In Alabama, school starts in early August these days. That means that this week and next week, teachers are putting their flip flops away and are returning to their classrooms to get things ready for another school year. Jake is one of those teachers, and he is having to take a break from the Newberys for a while .This means I (Benji) will be traveling the Newbery trail alone for a bit. While this is sad news, it also gives me a bit of an opportunity to catch up. About a year ago, Jake had read about 30 more Newbery winners than I had, this summer, I managed to pull within 10 titles. Hopefully, by the time Jake returns to the challenge, I’ll be even with or ahead of him.

This week, I read Young Fu, the 1933 winner, and I have to admit that when I first picked it up off of the shelf in my school library, I muttered an unrepeatable word under my breath. Not only was it another Newbery set in the Far East (the previous winners set in Asia were usualy boring, and sometimes a bit racist) but it was a thick, heavy book. Luckily though, the size was misleading. The way it was printed makes it look like a 500-600 page novel, but in reality it was really about 250 pages. For me the story was absolutely charming. I loved Young Fu, as a character and I was totally absorbed into his adventures in Chungking. His journey from boyhood to manhood made for a good story. I feel like the Elizabeth Foreman Lewis had a good grasp of Chinese culture. I didn’t find the book racist or condescending at all.

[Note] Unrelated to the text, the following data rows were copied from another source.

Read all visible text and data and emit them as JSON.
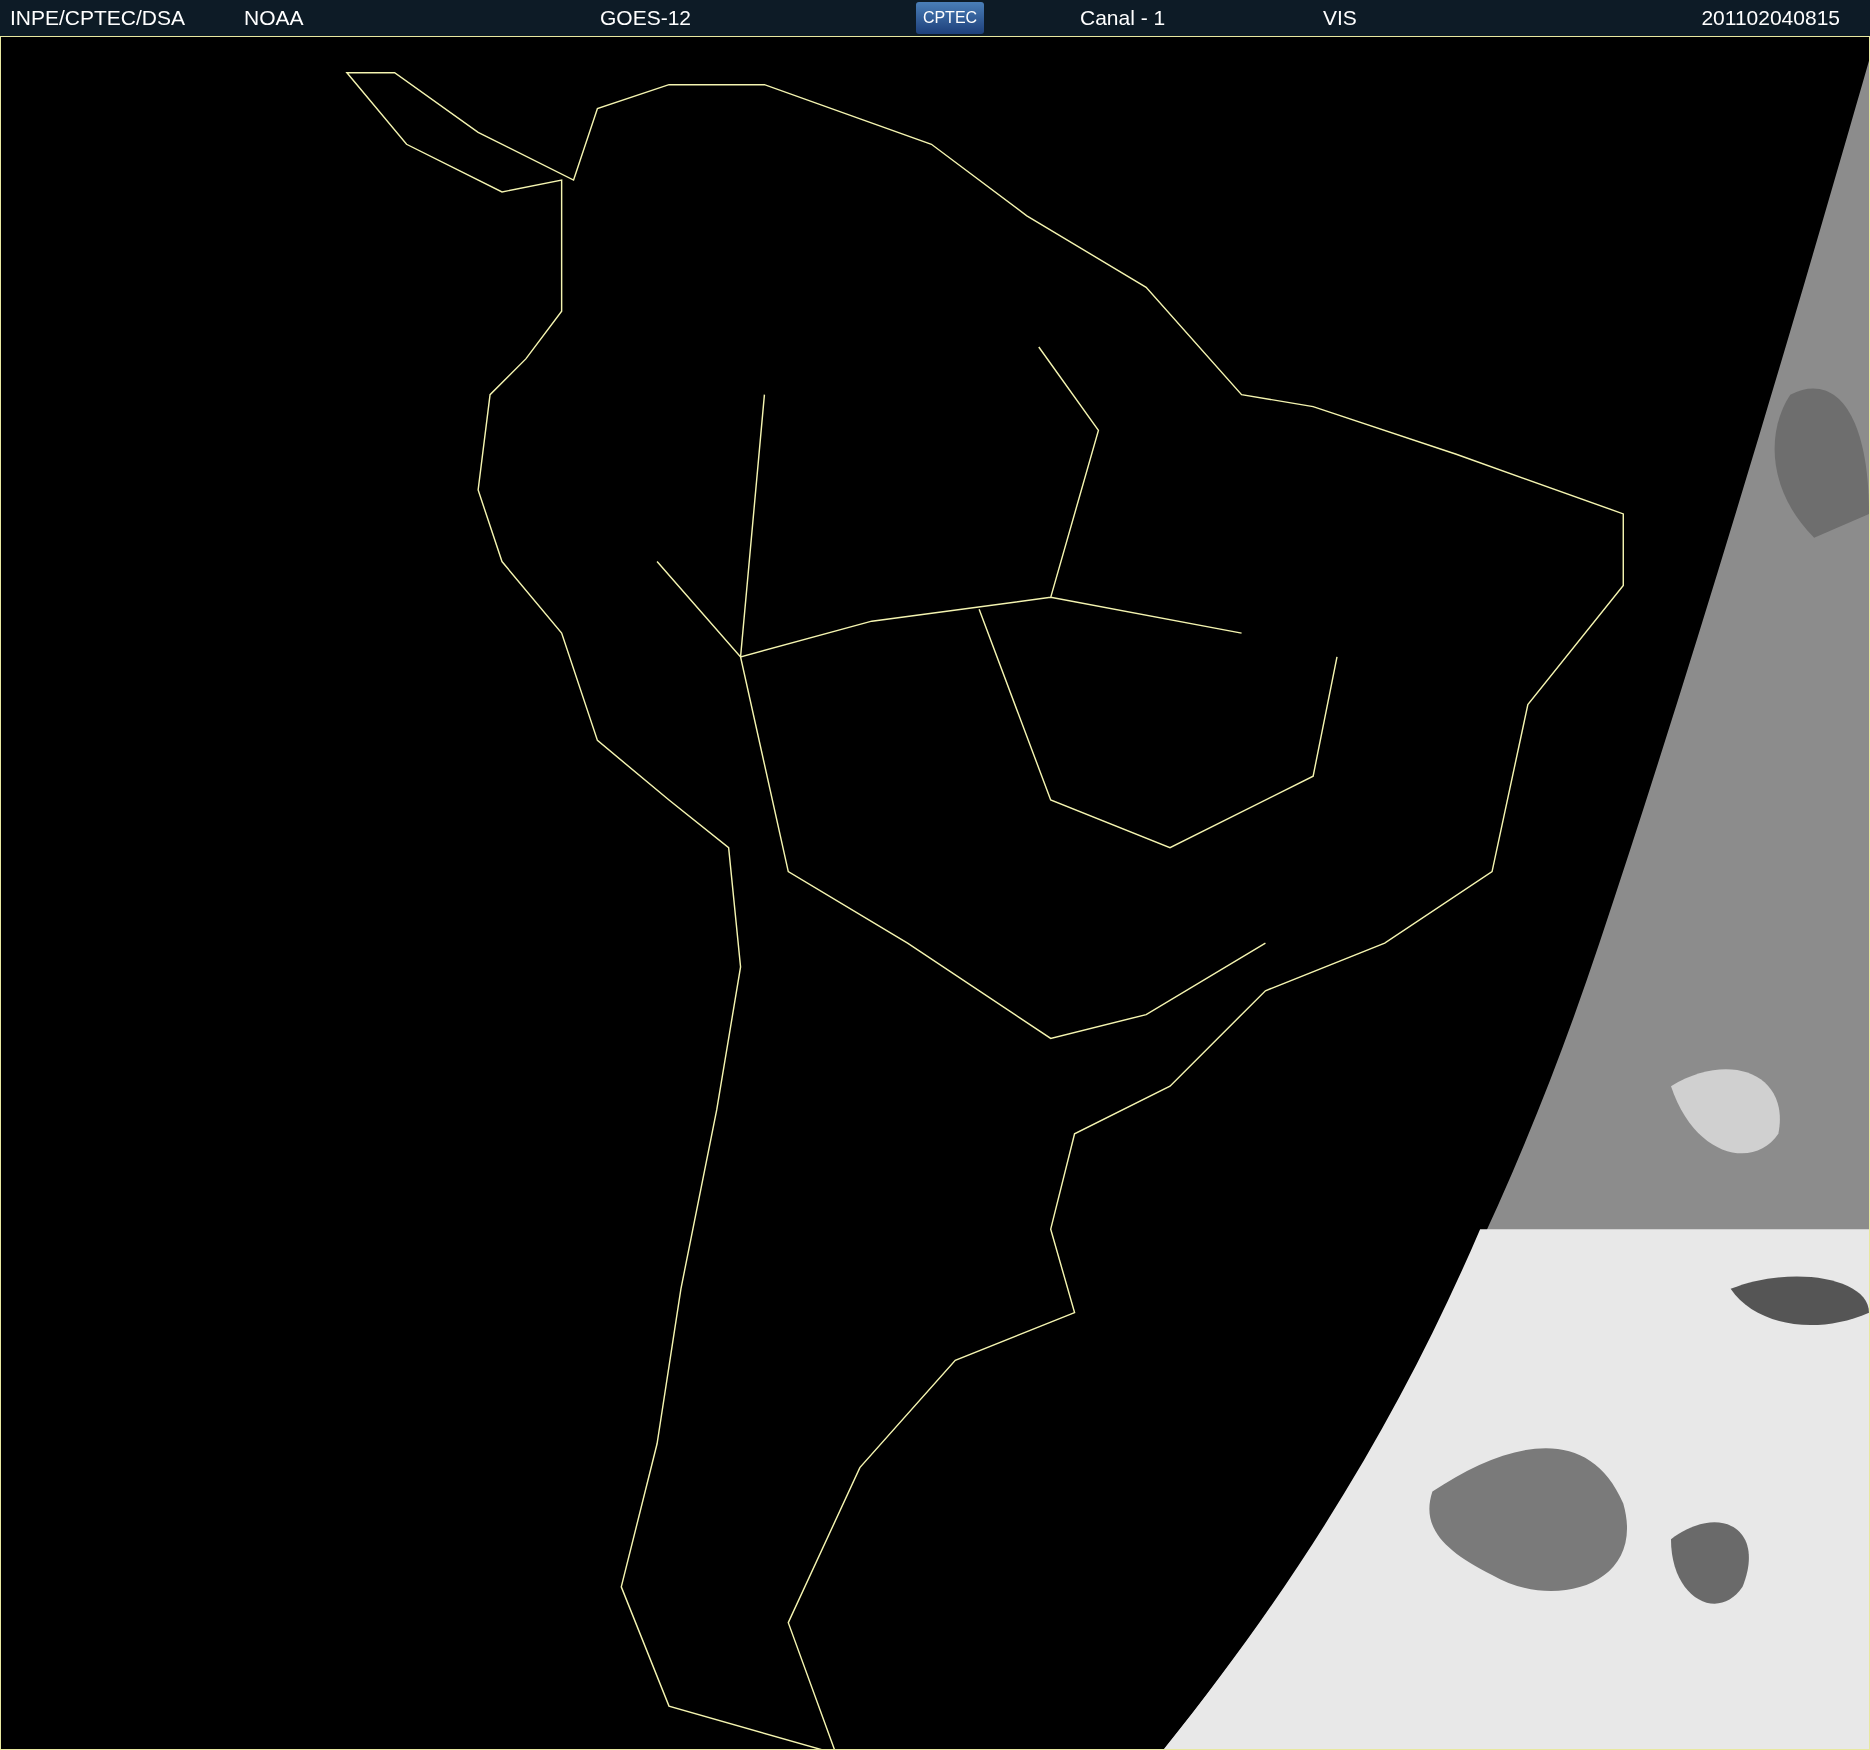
{
  "header": {
    "items": [
      {
        "kind": "text",
        "text": "INPE/CPTEC/DSA"
      },
      {
        "kind": "text",
        "text": "NOAA"
      },
      {
        "kind": "text",
        "text": "GOES-12"
      },
      {
        "kind": "logo",
        "text": "CPTEC"
      },
      {
        "kind": "text",
        "text": "Canal - 1"
      },
      {
        "kind": "text",
        "text": "VIS"
      },
      {
        "kind": "text",
        "text": "201102040815"
      }
    ]
  }
}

This probably would have been a three Newbery pie book, but since it surpassed my expectations, and eased my dread, I happily give it four.